• **WORK INSTRUCTION**:
Quote each record exactly, please, leaving none out.

Website and app data records

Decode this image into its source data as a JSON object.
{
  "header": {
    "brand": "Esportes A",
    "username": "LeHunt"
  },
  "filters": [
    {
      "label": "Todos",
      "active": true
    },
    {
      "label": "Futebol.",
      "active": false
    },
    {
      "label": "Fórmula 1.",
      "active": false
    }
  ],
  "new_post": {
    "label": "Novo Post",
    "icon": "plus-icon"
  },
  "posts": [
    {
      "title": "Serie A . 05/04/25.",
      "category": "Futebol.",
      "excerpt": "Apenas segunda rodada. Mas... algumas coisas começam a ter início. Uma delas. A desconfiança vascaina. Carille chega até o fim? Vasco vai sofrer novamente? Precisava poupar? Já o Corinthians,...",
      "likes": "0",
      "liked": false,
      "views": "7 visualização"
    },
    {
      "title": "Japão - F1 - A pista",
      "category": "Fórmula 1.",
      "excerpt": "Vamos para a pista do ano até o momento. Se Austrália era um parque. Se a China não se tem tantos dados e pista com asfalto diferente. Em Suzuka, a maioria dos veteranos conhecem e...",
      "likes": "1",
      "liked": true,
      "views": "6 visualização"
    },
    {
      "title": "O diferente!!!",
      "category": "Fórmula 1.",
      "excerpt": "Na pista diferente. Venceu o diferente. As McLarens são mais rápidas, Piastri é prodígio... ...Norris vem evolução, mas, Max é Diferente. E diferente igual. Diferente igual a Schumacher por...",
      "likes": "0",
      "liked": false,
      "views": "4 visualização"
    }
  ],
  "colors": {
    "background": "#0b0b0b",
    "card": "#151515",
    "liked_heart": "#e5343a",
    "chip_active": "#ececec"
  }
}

• **ANSWER AREA**:
Decode this image into its source data as a JSON object.
{
  "header": {
    "brand": "Esportes A",
    "username": "LeHunt"
  },
  "filters": [
    {
      "label": "Todos",
      "active": true
    },
    {
      "label": "Futebol.",
      "active": false
    },
    {
      "label": "Fórmula 1.",
      "active": false
    }
  ],
  "new_post": {
    "label": "Novo Post",
    "icon": "plus-icon"
  },
  "posts": [
    {
      "title": "Serie A . 05/04/25.",
      "category": "Futebol.",
      "excerpt": "Apenas segunda rodada. Mas... algumas coisas começam a ter início. Uma delas. A desconfiança vascaina. Carille chega até o fim? Vasco vai sofrer novamente? Precisava poupar? Já o Corinthians,...",
      "likes": "0",
      "liked": false,
      "views": "7 visualização"
    },
    {
      "title": "Japão - F1 - A pista",
      "category": "Fórmula 1.",
      "excerpt": "Vamos para a pista do ano até o momento. Se Austrália era um parque. Se a China não se tem tantos dados e pista com asfalto diferente. Em Suzuka, a maioria dos veteranos conhecem e...",
      "likes": "1",
      "liked": true,
      "views": "6 visualização"
    },
    {
      "title": "O diferente!!!",
      "category": "Fórmula 1.",
      "excerpt": "Na pista diferente. Venceu o diferente. As McLarens são mais rápidas, Piastri é prodígio... ...Norris vem evolução, mas, Max é Diferente. E diferente igual. Diferente igual a Schumacher por...",
      "likes": "0",
      "liked": false,
      "views": "4 visualização"
    }
  ],
  "colors": {
    "background": "#0b0b0b",
    "card": "#151515",
    "liked_heart": "#e5343a",
    "chip_active": "#ececec"
  }
}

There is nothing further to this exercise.